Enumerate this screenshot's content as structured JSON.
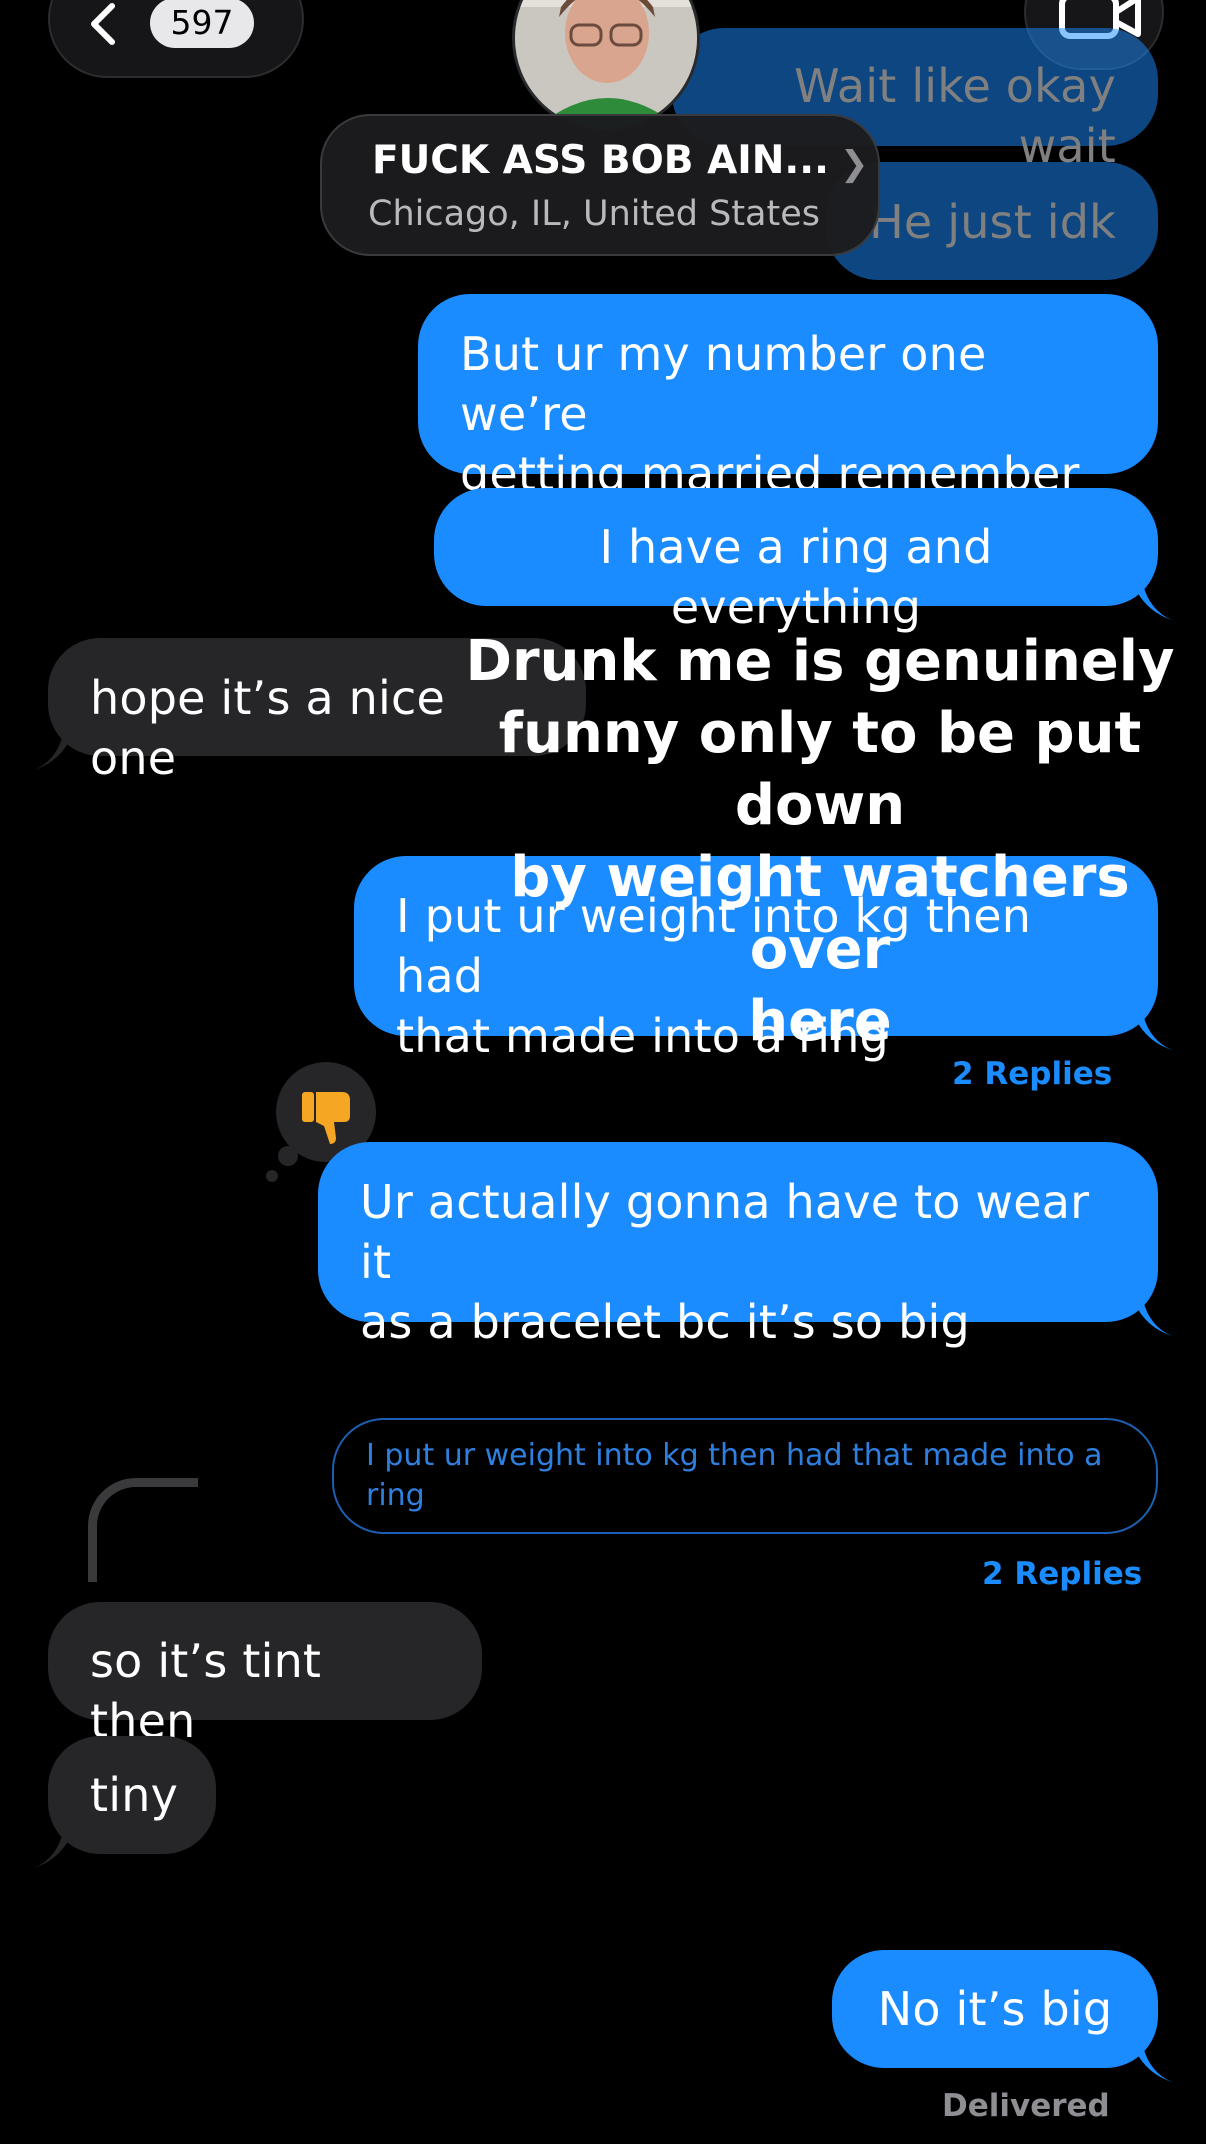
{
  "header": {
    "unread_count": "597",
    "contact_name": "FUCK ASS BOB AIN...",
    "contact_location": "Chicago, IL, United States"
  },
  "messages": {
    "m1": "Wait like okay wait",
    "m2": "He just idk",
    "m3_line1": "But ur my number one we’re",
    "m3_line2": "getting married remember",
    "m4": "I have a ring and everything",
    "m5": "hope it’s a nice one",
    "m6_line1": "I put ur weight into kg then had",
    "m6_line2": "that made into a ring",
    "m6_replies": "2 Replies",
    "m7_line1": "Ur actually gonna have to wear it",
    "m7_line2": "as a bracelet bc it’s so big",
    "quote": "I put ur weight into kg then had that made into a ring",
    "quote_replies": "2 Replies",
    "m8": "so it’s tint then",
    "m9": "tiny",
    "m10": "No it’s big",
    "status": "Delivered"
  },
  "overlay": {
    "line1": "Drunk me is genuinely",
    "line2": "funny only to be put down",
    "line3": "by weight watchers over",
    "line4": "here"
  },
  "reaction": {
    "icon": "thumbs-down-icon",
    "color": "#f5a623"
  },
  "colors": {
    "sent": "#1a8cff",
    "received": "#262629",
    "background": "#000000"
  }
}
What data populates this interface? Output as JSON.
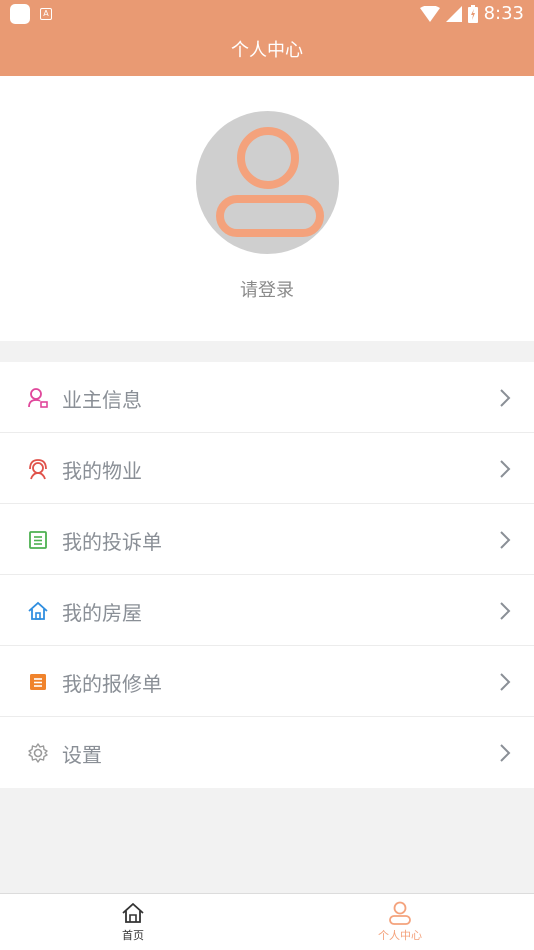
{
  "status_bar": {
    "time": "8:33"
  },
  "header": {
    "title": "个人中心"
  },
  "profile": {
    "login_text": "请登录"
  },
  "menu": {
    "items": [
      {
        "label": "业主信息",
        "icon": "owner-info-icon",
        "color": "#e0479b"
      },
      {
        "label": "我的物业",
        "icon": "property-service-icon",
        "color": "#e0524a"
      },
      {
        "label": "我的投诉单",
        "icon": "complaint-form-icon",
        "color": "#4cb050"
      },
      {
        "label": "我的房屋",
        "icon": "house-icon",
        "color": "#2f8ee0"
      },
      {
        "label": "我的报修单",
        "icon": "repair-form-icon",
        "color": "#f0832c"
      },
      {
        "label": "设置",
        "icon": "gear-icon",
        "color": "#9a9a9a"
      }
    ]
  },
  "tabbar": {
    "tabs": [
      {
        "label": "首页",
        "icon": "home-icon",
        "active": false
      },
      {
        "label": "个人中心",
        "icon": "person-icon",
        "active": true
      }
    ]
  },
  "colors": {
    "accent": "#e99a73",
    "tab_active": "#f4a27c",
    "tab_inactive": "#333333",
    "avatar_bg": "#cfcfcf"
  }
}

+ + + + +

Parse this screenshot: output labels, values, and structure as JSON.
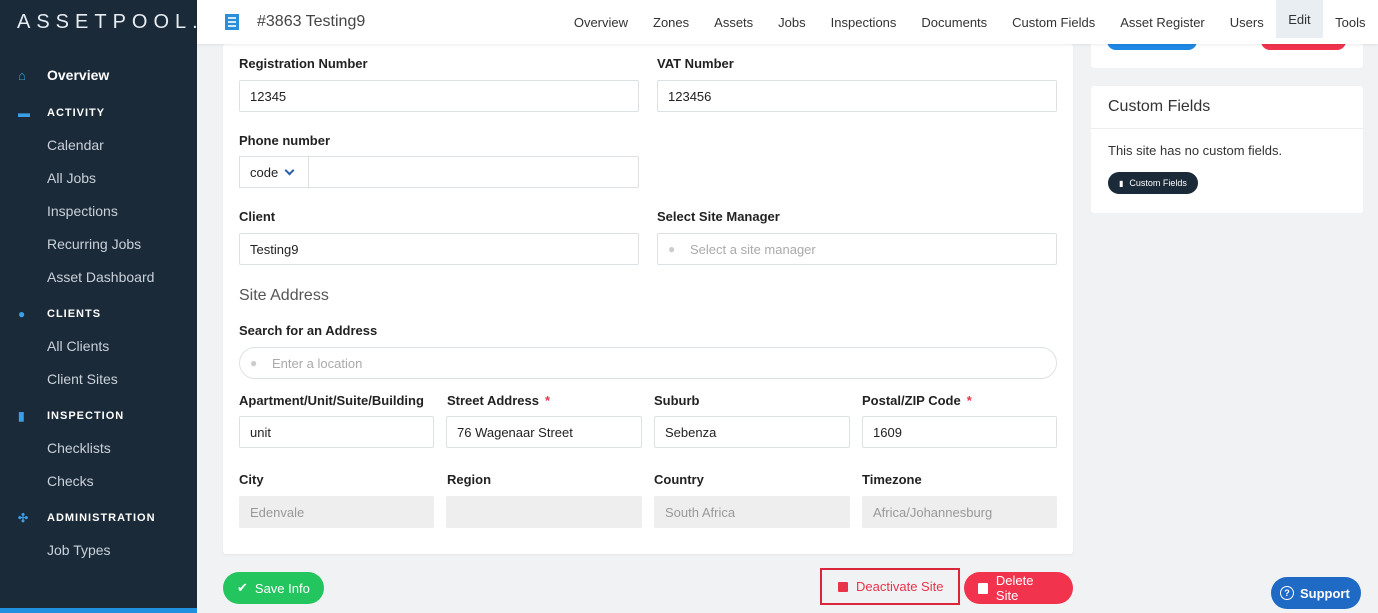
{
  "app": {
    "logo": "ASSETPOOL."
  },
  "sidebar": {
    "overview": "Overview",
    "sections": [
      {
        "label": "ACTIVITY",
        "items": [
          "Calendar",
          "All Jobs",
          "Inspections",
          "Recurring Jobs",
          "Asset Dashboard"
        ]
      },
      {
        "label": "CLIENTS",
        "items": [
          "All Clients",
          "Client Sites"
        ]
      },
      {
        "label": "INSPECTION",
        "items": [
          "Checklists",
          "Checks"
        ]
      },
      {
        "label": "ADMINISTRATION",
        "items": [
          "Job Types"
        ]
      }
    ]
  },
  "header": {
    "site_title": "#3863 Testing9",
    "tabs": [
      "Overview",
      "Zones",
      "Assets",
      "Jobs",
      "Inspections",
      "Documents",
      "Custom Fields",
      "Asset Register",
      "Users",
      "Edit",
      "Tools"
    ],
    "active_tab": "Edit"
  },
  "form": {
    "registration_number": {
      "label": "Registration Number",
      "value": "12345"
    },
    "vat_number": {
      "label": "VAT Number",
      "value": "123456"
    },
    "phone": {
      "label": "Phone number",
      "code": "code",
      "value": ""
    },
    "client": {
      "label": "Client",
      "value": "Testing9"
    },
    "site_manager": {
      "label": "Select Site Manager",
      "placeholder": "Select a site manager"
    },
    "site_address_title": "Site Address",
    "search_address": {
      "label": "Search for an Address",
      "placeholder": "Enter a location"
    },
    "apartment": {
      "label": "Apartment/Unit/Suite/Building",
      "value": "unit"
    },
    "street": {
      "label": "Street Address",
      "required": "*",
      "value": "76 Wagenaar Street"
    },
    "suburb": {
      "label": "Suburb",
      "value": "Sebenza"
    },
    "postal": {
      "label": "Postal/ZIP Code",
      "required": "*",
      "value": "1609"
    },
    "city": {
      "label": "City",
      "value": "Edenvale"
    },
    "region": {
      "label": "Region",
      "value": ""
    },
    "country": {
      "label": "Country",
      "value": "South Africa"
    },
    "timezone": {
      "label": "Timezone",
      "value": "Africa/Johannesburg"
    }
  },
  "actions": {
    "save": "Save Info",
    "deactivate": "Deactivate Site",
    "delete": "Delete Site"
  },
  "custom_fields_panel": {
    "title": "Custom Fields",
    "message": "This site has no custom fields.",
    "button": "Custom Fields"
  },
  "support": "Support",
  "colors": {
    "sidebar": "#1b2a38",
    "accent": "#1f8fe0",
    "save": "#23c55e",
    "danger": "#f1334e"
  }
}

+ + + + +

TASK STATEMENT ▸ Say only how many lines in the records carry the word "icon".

OUTPUT BELOW ▸ 9